=== PROBLEM REQUIREMENTS ===
In the listing below, locate the lines bearing the word "title". Copy every one of them.
*** Opening DATA FOR THE TASK ***
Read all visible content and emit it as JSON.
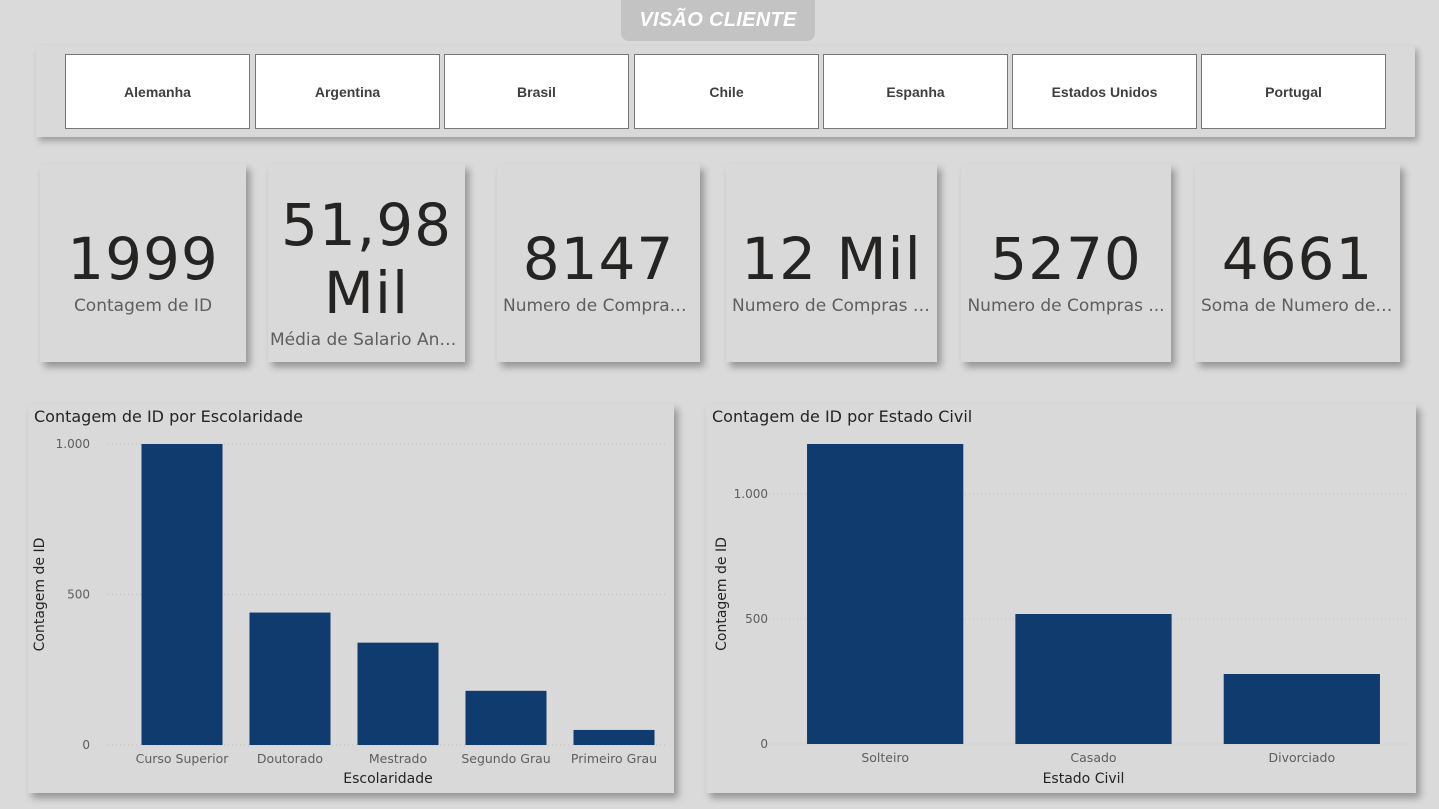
{
  "header": {
    "title": "VISÃO CLIENTE"
  },
  "slicer": {
    "items": [
      "Alemanha",
      "Argentina",
      "Brasil",
      "Chile",
      "Espanha",
      "Estados Unidos",
      "Portugal"
    ]
  },
  "cards": [
    {
      "value": "1999",
      "label": "Contagem de ID"
    },
    {
      "value_line1": "51,98",
      "value_line2": "Mil",
      "label": "Média de Salario Anual"
    },
    {
      "value": "8147",
      "label": "Numero de Compras ..."
    },
    {
      "value": "12 Mil",
      "label": "Numero de Compras n..."
    },
    {
      "value": "5270",
      "label": "Numero de Compras ..."
    },
    {
      "value": "4661",
      "label": "Soma de Numero de ..."
    }
  ],
  "colors": {
    "bar": "#0f3b6e",
    "background": "#dadada",
    "panel": "#d9d9d9"
  },
  "chart_data": [
    {
      "type": "bar",
      "title": "Contagem de ID por Escolaridade",
      "xlabel": "Escolaridade",
      "ylabel": "Contagem de ID",
      "categories": [
        "Curso Superior",
        "Doutorado",
        "Mestrado",
        "Segundo Grau",
        "Primeiro Grau"
      ],
      "values": [
        1000,
        440,
        340,
        180,
        50
      ],
      "ylim": [
        0,
        1000
      ],
      "yticks": [
        0,
        500,
        1000
      ],
      "ytick_labels": [
        "0",
        "500",
        "1.000"
      ],
      "grid": true
    },
    {
      "type": "bar",
      "title": "Contagem de ID por Estado Civil",
      "xlabel": "Estado Civil",
      "ylabel": "Contagem de ID",
      "categories": [
        "Solteiro",
        "Casado",
        "Divorciado"
      ],
      "values": [
        1200,
        520,
        280
      ],
      "ylim": [
        0,
        1200
      ],
      "yticks": [
        0,
        500,
        1000
      ],
      "ytick_labels": [
        "0",
        "500",
        "1.000"
      ],
      "grid": true
    }
  ]
}
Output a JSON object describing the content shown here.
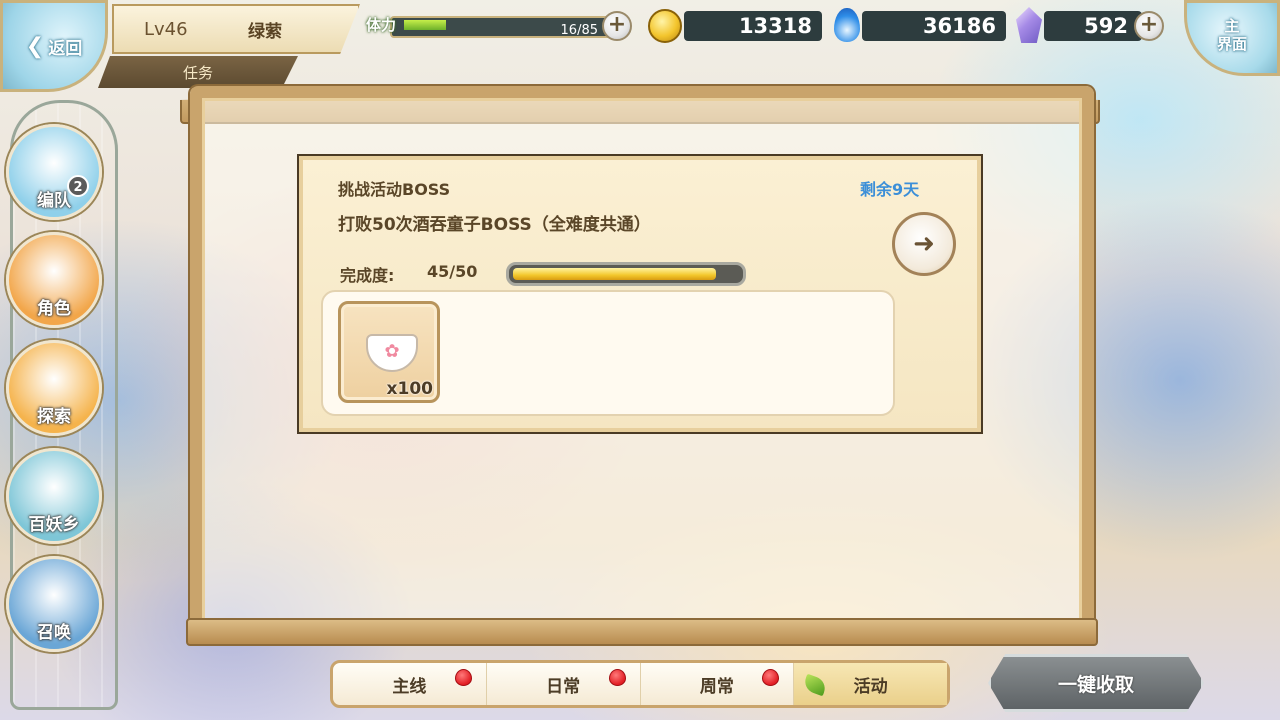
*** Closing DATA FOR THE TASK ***
=== ANSWER TO THIS PROBLEM ===
    "title": "VISÃO CLIENTE"
      "title": "Contagem de ID por Escolaridade",
      "title": "Contagem de ID por Estado Civil",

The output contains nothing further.